|A hallway inside the|
Grand Master's Palace
Only a few rooms are available for public view. These rooms are quite large. The highlight of the public rooms are huge frescoes covering the unsuccessful siege of Malta by the Ottoman Empire from May to September 1565. These frescoes were by Italian artist, Matteo Perez d'Aleccio around 1600. We did not realize these were frescoes while we were viewing them. These appeared to be cartoons -- large fabric panels mounted on walls in sequence which tell a story. I was surprised when finally read the handout given to us with our tickets and learned that these actually are frescoes. They sure appear to be fabric when standing right in front of them.
|Frescoes depicting the Great Siege by the Ottomans.|
Sure look like tapestries / cartoons to me.
|Entry door to Grand|
Master's Palace. Bill's
height is 6-ft so that
provides scale as to
how tall these doors.
The story is that the Turks attacked Malta (Valletta) with a total of 48,000 soldiers in 1565 and were defeated after a prolonged battle by the 6,100 people on Malta. The Turks fled with about 5,000 survivors and never attempted to take Malta again.
|One of several courtyards at the|
Grand Master's Palace
Because of its location in the center of the Mediterranean Sea, Malta has always been considered of importance. Whether attempting to move an empire east to west or south to north, or vice versa, Malta is most important because of this central location. As I stated earlier in this blog, Malta was heavily bombed during WWII. One reason for this was the strategic geographic location, both for arms movement and sheltered harbor. Another reason is that General Dwight Eisenhower had his war planning bunkers located here in Malta. The Germans did all they could to destroy those bunkers but did not succeed.

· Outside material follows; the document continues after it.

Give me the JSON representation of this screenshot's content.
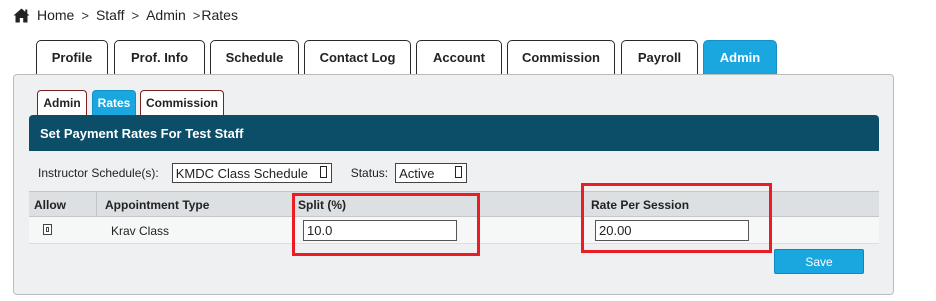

|Mock-up of the Hypogeum. We|
never made it to the actual site.
There was a line of visitors almost a block long for admittance to St. John's Co-Cathedral. No way we were going to be able to see the interior. It is supposed to be beautiful with gold covering almost every surface. I'm sure there are plenty of photos and information online if anyone is interested.
|The Sleeping Lady of Malta|
Next we visited the National Museum of Archaeology. I had recently read a book written by an archaeologist about sites of interest here in Malta and this museum was mentioned numerous times, not always in a favorable tone. There were some pieces on display that I wanted to see, especially The Sleeping Lady. This tiny carving was found at the Hypogeum. This archaeological site is very, very interesting. More information can be found here: http://www.ancient-wisdom.co.uk/malta.htm Worth taking a look. I have read too much about it to be able to write a description in just a few sentences. I found it very, very interesting. One thing to note, however, is that this museum had 2,000 skulls which were removed from the Hypogeum in the early 1930s. By 1996 they had only 6 skulls left. And no one has any idea what happened to the other 1,994 skulls. This is just one example of what can only be called a history of mismanagement over decades. According to the archaeologist author of the book I read, there are many more examples of significant losses of archaeology on Malta. What a shame.
|A Phoenician sarcophagus. Very different than|
any other sarcophagi that we have seen thus far.
We cleared out of Malta for Tunisia and had our passports stamped out of the EU. Then received an email from the air-conditioner repairman in Marina di Ragusa that our a/c unit had been received back from Climma and was ready to re-install. So, off back to Marina di Ragusa we went. That air conditioning unit is for the main saloon and summer will be here before we know it.